- gained more confidence in visiting and viewing exhibitions and art
- improved language because of exposure
- became positively distracted from traumatic life events, harmful behaviors, and unemployment
In sum, Kathryn and her team argue that DH is an important academic addition for a plethora of reasons:
- multidisciplinary focus and therefore better argued and valued knowledge
- more fluid boundaries between fields
- a real impact that can be studied, both qualitatively and quantitatively
- added social interaction that leads to scholars working less by themselves and, consequently, learning more
- crowdsourcing and public engagement
- cultural heritage and well-being
Kathryn also noted that as DH scholars we need to ensure that we remain conceptual, reflexive, and philosophical. We can’t just rely on libraries and IT. There are already journals and conferences dedicated to DH topics, and we need to continue to build scholarly networks.
Inevitably, some questions arose in our discussion including, “do you have to know how to use tools?” and “do you have to build things?” Researchers are especially concerned with areas such as access to software and additional time beyond their usual reading, writing, and so on. The argument made was that all DH scholars do not need to know how to code. “Think about all of the computer scientists who have never had liberal arts training!” many participants added.
I, on the other hand, have to disagree with these claims. I believe that all DH scholars should have at least introductory coding and building knowledge. I don’t mean to imply that scholars need to actually code or build huge projects themselves, but a working knowledge is necessary. If you are blind to how tools and coding structures work, you are at a serious disadvantage. Additionally, not everyone has the resources to hire computer scientists to aid them in their DH research.
Those who have to work on their own, or at least without programmers or computer scientists, will very quickly find that pre-made tools often can just not give them the data they desire. I have fallen into this problem myself; I basically taught myself introductory Ruby so that I could scrape Twitter data that would actually give me telling findings. I plan on learning “R” in the near future.
An introductory understanding is pertinent for the future in general as well. If more of our lives begin to exist in digital spaces, I think it only makes sense to have a better understanding of digital spaces.
I leave you with some great readings that Kathryn suggested:
Stephen Marche, Literature is Not Data: Against Digital Humanities. Los Angeles Review of Books, October 2012. http://lareviewofbooks.org/essay/literature-is-not-data-against-digital-humanities
David M. Berry (ed.) Understanding Digital Humanities, (Palgrave 2012), Introduction.

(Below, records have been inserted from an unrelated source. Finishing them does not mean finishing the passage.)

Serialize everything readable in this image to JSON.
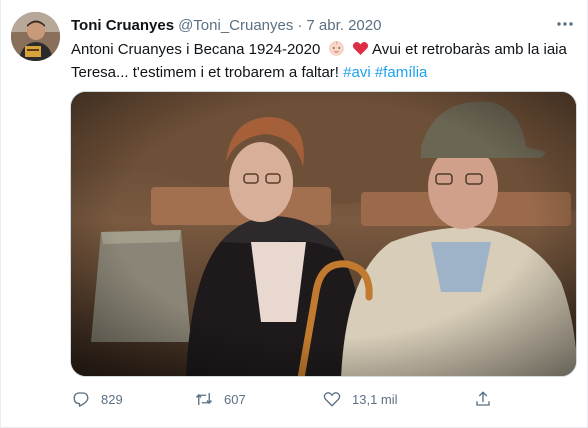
{
  "author": {
    "name": "Toni Cruanyes",
    "handle": "@Toni_Cruanyes",
    "separator": "·",
    "date": "7 abr. 2020"
  },
  "tweet": {
    "line1_text": "Antoni Cruanyes i Becana 1924-2020",
    "line1_emojis": [
      "baby-face-emoji",
      "red-heart-emoji"
    ],
    "line1_after": "Avui et retrobaràs amb la iaia",
    "line2_text": "Teresa... t'estimem i et trobarem a faltar!",
    "hashtags": [
      "#avi",
      "#família"
    ]
  },
  "photo": {
    "alt": "photo-elderly-couple-sitting-on-bench"
  },
  "actions": {
    "replies": "829",
    "retweets": "607",
    "likes": "13,1 mil"
  },
  "icons": {
    "more": "more-dots-icon",
    "reply": "reply-bubble-icon",
    "retweet": "retweet-icon",
    "like": "heart-icon",
    "share": "share-icon"
  },
  "colors": {
    "link": "#1da1f2",
    "secondary": "#5b7083",
    "heart": "#e0245e"
  }
}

Andrew Prescott, ‘Consumers, Creators or Commentators? Problems of Audience and Mission in the Digital Humanities’, in Arts and Humanities in Higher Education: An International Journal of Theory, Research and Practice (Sage, 2012).